WRE News

The U.S. homeownership rate has cratered to its lowest depth since 1970, according to the U.S. Census Bureau.

The newly published 2020 Census data determined that 63.1% of the nation’s 126.8 million occupied housing units – or 80.1 million – were owner-occupied. This marked a 2% decline from the 2010 Census when the homeownership rate was 65.1%. On the rental housing side, 46.8 million units or 36.9% of the occupied housing units had rents as residents, a 14.8% increase from the 40.7 million recorded in the 2010 Census.

Only five states experienced an increase in their homeownership rate between 2010 and 2020: Hawaii (1.2%), (0.8%), Idaho (0.5%), South Carolina (0.4%) and Wyoming (0.1%). West Virginia and Maine had the highest homeownership rates in 2020 at 72.6% and 71.1%, respectively, while the District of Columbia had the nation’s lowest homeownership rate at 38.3%.

When measuring by racial demographics, Whites had the highest homeownership rate at 70.5%, followed by Asians (58.5%) and multiracial households (54.2%). During 2020, Native Hawaiian and Other Pacific Islander householders had the lowest homeownership rate among racial demographics at 39.6%.

During 2020, the homeowner vacancy rate — the proportion of the homeowner housing inventory that is vacant for sale — was 1.5%, down from the 2.4% rate in 2010. All but three states experienced a decline in their homeowner vacancy rates.
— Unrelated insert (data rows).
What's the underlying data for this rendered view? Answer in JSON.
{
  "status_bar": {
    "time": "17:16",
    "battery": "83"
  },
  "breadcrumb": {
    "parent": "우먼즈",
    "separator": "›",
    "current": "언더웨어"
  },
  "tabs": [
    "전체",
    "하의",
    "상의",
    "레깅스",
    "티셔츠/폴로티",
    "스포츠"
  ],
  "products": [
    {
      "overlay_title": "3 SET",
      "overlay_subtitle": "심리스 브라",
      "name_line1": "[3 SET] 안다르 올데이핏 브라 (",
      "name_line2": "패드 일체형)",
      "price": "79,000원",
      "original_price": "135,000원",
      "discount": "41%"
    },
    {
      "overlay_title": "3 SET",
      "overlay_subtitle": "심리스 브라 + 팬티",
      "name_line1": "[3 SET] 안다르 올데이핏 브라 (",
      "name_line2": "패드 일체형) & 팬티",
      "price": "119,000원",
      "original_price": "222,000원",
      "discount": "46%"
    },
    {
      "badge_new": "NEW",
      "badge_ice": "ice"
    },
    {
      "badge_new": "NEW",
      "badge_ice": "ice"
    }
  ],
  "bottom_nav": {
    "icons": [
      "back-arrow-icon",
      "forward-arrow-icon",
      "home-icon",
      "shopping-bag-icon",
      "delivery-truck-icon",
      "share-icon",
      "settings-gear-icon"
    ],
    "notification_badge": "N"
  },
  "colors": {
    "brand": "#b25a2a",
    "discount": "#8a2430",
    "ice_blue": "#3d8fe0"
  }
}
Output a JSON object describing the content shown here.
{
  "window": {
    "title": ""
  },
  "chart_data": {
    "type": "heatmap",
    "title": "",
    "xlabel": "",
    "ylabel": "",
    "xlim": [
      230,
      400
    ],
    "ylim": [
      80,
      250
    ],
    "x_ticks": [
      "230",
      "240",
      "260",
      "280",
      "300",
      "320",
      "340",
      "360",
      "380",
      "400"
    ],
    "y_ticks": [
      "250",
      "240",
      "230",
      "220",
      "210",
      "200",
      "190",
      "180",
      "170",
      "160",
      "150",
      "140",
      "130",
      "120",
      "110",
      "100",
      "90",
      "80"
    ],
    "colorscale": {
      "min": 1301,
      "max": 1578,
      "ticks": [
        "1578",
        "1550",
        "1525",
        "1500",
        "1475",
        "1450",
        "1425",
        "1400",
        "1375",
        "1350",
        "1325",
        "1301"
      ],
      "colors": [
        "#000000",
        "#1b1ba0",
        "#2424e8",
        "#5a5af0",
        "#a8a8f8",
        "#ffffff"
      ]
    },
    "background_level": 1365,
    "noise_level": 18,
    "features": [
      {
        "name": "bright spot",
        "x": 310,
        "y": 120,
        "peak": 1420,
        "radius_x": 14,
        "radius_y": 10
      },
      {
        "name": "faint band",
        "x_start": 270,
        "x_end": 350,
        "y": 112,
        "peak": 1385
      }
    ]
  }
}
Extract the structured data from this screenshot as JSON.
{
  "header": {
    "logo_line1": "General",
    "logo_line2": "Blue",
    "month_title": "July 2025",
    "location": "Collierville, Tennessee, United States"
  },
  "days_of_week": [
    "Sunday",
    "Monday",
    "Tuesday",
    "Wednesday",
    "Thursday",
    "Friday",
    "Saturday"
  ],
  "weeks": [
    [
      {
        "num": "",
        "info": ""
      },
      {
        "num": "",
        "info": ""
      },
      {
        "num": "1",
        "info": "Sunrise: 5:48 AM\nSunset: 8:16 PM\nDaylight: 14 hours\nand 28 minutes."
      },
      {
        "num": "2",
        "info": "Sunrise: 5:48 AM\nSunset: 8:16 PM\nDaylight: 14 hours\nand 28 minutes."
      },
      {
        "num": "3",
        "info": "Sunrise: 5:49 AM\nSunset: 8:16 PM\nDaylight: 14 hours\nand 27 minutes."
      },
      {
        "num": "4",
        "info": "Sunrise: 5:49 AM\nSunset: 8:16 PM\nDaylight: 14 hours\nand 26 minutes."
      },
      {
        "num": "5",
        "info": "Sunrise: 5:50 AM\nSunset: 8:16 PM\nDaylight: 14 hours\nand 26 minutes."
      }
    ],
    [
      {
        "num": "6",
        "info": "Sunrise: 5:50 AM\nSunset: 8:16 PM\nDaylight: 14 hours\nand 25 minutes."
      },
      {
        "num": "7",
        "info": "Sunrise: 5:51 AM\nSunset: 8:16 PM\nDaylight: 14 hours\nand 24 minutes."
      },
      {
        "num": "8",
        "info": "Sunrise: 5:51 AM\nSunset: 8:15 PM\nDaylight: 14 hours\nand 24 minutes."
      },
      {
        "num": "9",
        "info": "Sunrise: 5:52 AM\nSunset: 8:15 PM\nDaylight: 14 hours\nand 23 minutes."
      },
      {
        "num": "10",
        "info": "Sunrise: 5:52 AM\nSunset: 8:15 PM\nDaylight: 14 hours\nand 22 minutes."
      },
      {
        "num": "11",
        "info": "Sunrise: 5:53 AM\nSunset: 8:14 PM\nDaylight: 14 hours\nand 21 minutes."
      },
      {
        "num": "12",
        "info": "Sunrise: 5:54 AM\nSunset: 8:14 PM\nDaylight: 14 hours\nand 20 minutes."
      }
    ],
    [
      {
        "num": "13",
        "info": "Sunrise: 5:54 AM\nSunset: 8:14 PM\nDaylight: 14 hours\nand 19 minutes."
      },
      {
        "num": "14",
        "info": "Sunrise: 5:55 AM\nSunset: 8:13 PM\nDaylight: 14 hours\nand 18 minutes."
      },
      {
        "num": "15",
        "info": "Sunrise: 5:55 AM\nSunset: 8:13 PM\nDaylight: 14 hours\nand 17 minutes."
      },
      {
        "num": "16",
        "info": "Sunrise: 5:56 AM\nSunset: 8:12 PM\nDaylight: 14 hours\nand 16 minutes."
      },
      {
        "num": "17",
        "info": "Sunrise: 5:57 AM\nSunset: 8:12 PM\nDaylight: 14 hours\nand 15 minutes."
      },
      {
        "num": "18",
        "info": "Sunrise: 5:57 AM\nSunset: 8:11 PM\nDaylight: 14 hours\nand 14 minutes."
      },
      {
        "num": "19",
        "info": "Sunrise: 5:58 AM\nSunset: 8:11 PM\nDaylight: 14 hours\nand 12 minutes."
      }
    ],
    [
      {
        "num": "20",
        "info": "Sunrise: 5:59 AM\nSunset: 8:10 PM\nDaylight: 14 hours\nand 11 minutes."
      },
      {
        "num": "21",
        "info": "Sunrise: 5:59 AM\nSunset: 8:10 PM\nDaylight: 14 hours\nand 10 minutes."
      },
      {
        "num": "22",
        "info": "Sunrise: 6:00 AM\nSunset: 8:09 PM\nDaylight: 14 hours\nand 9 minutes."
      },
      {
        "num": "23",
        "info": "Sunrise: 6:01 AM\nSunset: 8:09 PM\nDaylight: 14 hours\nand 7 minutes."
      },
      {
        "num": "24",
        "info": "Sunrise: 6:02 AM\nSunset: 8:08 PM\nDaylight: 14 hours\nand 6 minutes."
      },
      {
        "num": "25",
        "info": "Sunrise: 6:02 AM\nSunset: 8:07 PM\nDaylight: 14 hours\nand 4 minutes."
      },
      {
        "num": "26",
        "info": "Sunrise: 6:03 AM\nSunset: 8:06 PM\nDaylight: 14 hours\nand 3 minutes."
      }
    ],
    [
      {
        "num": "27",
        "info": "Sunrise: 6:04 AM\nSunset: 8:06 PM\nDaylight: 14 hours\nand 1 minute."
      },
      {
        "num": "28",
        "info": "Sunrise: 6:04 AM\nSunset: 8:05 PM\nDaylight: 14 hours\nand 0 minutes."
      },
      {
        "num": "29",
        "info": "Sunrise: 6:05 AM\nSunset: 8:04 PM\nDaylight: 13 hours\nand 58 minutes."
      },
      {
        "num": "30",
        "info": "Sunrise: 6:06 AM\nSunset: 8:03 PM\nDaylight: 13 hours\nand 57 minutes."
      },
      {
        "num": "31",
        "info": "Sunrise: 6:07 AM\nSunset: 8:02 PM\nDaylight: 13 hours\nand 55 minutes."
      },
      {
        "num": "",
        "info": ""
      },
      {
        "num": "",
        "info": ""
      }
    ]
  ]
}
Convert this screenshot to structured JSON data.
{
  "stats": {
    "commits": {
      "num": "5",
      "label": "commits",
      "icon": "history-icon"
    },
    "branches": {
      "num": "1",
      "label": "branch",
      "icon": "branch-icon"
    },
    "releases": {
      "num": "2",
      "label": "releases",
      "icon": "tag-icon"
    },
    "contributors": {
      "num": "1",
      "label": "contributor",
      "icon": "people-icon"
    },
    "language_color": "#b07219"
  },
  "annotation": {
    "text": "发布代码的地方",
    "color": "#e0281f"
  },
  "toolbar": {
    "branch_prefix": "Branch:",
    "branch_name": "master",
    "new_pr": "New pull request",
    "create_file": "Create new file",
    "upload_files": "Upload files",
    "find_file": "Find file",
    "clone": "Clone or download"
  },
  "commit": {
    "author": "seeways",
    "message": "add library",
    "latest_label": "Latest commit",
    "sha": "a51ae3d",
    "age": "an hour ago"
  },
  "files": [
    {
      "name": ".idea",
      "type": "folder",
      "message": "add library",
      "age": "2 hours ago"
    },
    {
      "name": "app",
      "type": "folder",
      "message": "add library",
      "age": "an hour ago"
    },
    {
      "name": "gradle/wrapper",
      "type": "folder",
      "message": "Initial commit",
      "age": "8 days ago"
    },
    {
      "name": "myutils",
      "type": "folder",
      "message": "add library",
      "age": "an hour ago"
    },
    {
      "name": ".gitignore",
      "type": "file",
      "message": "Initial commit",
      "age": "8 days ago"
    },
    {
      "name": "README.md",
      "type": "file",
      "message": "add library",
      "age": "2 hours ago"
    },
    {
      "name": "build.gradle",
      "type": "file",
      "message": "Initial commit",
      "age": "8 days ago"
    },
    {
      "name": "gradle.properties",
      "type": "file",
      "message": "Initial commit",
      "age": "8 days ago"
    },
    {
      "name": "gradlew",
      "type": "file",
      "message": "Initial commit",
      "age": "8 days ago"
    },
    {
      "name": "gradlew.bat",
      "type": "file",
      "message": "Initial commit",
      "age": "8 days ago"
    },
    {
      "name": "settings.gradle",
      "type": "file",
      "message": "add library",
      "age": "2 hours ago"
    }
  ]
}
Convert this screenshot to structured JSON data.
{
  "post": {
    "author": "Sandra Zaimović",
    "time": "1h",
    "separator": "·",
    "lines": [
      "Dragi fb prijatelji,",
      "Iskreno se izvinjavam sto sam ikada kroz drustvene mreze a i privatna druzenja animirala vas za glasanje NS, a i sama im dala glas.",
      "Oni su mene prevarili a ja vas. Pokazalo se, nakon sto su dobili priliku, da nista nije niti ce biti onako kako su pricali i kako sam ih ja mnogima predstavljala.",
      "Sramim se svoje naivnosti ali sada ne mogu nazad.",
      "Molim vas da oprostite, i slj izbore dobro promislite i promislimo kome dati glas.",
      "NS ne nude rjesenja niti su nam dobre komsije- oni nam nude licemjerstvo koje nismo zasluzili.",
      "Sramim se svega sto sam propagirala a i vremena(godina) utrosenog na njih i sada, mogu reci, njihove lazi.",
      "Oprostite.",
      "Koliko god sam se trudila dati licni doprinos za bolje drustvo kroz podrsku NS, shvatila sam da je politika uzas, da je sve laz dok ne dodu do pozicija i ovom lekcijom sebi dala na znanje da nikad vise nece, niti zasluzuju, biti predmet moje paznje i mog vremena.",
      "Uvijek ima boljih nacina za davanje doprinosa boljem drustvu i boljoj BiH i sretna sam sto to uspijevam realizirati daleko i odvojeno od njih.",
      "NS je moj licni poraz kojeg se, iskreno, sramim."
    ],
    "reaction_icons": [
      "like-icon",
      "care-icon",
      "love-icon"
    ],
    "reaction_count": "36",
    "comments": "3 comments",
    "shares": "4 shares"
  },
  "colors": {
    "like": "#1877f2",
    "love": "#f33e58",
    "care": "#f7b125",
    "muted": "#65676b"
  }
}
In comparison, the national rental vacancy rate was 7.4%, down from 9.2% in 2010.